The Texas A&M College of Architecture’s 16th annual faculty research symposium, “Natural, Built, Virtual,” took place Oct. 27, 2014 at the Langford Architecture Center on the Texas A&M College Station campus.
Ralph Gordon Echols, Texas A&M professor emeritus of landscape architecture and urban planning and a former College of Architecture associate dean, died Friday, July 18, 2014 at Centra Lynchburg General Hospital in Virginia.
To contend with the rapidly escalating threat of coastal flooding, government agencies need to adopt a new, fundamentally different strategy focused on flood prevention rather than recovery, according to a recent National Research Council report.
Age, income and race are primary factors effecting the vulnerability of populations in coastal regions to climate-related natural disasters, according to a recent study by researchers at Texas A&M’s Hazard Reduction and Recovery Center.
Stellar performances at the recent Mexican national swimming championships by Liliana Ibañez, a Bachelor of Science in Urban & Regional Planning student at Texas A&M, led to a haul of four gold medals and a new national record in the 50-meter butterfly event.
Toxic waste pits along the San Jacinto River in far east Harris County containing dioxin and other hazardous substances are a “loaded gun” threatening human health and the environment, said Sam Brody, professor of urban planning at Texas A&M University.
The National Academy of Environmental Design is getting a boost in its efforts to advocate sustainable design and environmental stewardship from Phil Berke, one of the nation’s foremost land use planning experts and professor of urban planning.

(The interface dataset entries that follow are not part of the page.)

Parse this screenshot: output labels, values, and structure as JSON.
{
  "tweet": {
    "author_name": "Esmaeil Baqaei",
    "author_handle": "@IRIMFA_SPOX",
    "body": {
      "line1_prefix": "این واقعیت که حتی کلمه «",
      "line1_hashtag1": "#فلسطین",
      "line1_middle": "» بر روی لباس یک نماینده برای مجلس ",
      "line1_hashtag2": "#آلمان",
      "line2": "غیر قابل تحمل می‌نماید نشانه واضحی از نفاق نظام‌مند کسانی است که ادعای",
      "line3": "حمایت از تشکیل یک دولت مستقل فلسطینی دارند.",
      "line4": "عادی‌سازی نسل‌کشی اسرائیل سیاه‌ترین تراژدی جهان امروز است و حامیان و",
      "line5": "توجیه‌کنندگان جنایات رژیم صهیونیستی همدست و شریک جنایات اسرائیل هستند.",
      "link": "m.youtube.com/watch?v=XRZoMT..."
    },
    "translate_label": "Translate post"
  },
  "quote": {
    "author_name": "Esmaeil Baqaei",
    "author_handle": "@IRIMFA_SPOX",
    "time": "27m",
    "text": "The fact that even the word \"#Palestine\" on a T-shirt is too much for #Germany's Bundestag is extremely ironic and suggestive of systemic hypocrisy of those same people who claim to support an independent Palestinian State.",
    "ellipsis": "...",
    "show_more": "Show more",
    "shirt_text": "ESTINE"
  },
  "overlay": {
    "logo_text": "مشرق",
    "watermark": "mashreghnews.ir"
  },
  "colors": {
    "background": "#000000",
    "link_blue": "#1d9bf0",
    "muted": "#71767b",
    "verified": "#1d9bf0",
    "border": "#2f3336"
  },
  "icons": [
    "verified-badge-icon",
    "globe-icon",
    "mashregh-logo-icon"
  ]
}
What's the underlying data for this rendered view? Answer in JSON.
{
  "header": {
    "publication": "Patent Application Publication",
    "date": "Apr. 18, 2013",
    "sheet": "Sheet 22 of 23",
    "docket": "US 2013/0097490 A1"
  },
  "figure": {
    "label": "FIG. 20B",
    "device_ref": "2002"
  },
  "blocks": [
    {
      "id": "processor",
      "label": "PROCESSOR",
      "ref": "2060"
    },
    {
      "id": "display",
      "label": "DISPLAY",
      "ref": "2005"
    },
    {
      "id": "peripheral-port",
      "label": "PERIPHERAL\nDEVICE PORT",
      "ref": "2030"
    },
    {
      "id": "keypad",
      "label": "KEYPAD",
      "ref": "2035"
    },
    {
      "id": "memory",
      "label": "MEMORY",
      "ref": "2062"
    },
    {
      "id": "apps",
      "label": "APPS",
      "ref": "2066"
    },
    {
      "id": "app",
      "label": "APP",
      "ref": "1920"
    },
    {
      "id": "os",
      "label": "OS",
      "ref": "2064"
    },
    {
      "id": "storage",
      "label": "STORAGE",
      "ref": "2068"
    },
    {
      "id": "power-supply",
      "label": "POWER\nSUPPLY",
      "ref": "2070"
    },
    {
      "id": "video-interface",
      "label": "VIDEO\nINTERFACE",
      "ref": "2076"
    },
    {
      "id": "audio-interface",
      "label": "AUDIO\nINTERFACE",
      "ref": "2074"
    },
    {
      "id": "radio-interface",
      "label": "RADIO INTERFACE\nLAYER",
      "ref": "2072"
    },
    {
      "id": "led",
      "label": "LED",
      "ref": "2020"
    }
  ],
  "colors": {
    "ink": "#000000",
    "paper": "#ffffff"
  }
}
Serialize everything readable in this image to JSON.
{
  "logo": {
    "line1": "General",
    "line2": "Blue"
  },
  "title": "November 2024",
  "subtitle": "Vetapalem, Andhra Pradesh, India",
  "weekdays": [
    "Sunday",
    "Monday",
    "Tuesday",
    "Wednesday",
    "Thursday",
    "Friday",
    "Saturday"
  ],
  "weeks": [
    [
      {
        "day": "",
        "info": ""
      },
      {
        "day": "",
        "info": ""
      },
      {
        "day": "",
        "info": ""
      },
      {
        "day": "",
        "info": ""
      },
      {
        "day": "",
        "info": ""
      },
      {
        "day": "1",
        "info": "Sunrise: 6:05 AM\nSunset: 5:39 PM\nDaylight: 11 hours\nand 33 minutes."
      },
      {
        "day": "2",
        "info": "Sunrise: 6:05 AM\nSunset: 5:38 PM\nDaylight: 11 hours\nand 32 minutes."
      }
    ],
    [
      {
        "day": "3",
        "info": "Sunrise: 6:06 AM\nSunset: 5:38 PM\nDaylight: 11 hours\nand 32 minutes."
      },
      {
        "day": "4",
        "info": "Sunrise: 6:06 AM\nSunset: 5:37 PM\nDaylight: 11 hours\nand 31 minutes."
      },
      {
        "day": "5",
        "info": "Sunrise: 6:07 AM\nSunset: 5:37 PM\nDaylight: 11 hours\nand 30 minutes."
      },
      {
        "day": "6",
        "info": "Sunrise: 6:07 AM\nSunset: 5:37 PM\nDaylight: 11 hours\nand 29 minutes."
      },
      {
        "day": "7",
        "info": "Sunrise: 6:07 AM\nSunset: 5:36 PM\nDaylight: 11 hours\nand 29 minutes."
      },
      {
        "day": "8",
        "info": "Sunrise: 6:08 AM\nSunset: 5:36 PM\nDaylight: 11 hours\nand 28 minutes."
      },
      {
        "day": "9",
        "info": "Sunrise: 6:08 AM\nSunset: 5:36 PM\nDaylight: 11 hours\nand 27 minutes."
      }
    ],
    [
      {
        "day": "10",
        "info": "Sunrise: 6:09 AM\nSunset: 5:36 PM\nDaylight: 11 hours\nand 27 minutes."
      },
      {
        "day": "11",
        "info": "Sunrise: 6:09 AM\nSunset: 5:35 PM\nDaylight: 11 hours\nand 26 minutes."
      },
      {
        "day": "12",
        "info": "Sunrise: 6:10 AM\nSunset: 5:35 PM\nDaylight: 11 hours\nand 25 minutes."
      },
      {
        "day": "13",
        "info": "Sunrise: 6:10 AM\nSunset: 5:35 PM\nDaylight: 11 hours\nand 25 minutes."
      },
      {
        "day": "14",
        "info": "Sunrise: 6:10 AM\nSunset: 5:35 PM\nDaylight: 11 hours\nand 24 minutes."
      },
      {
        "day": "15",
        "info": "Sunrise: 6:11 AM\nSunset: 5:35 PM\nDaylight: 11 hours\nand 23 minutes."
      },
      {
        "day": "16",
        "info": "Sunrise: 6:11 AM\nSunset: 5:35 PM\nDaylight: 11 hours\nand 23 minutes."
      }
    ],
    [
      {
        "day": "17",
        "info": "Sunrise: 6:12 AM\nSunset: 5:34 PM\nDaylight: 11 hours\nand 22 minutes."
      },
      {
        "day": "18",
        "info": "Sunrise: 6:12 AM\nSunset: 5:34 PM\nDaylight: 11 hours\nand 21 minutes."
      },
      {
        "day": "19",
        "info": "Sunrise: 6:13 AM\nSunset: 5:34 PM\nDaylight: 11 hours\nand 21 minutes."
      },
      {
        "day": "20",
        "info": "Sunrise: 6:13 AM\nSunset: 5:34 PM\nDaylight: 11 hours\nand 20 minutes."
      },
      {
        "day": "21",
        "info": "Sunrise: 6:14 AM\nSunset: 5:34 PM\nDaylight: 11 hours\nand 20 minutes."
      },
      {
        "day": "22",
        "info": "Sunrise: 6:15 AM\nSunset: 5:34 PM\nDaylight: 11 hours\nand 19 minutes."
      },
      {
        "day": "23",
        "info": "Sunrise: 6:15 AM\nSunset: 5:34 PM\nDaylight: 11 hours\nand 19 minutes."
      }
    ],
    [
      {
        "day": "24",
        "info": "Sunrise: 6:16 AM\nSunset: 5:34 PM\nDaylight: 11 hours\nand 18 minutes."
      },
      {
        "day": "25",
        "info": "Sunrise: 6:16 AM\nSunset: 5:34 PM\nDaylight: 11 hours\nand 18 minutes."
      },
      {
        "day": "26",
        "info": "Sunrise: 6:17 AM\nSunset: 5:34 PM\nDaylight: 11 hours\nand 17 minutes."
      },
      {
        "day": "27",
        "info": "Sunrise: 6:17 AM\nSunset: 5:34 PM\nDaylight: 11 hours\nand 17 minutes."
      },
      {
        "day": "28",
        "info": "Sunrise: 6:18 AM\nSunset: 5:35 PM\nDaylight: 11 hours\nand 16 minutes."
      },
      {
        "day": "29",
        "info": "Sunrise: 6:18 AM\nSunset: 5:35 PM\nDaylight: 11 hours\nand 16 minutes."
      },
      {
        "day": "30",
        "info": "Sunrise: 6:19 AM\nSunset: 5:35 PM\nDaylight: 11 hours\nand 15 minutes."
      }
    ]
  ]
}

An idea incentivizing physical fitness, recycling and public transit use and another enhancing fireplace heat distribution, both hatched in a class taught at Texas A&M’s College of Architecture, were among the winning entries in a campus idea competition.
Cooler weather will soon greet the assortment of greenery atop building A of Texas A&M’s Langford Architecture Center as a research project begun in 2012 to learn what plants will thrive on green roofs and green walls in Texas’ often hostile climate continues.
Six former Texas A&M’s College of Architecture students who have risen to the top of their respective fields while making significant public service contributions will be honored this fall as outstanding alumni.
A group of students is seeking votes for a video detailing their proposal to partner with a nonprofit organization in the Rio Grande Valley with the aim of improving the fortunes of colonias residents — the group’s entry in the Big Ideas at Berkeley contest.
A Hazard Reduction and Recovery Center team is investigating how recovery from a man-made disaster differs from a natural disaster as part of a National Science Foundation study focusing on the Texas towns of West and Granbury, which were hit, respectively, by a chemical plant explosion and a tornado.
Design concepts for a special needs childrens’ park, developed by undergraduate landscape architecture students at Texas A&M, are part of a park proposal unanimously approved April 24 by the College Station City Council.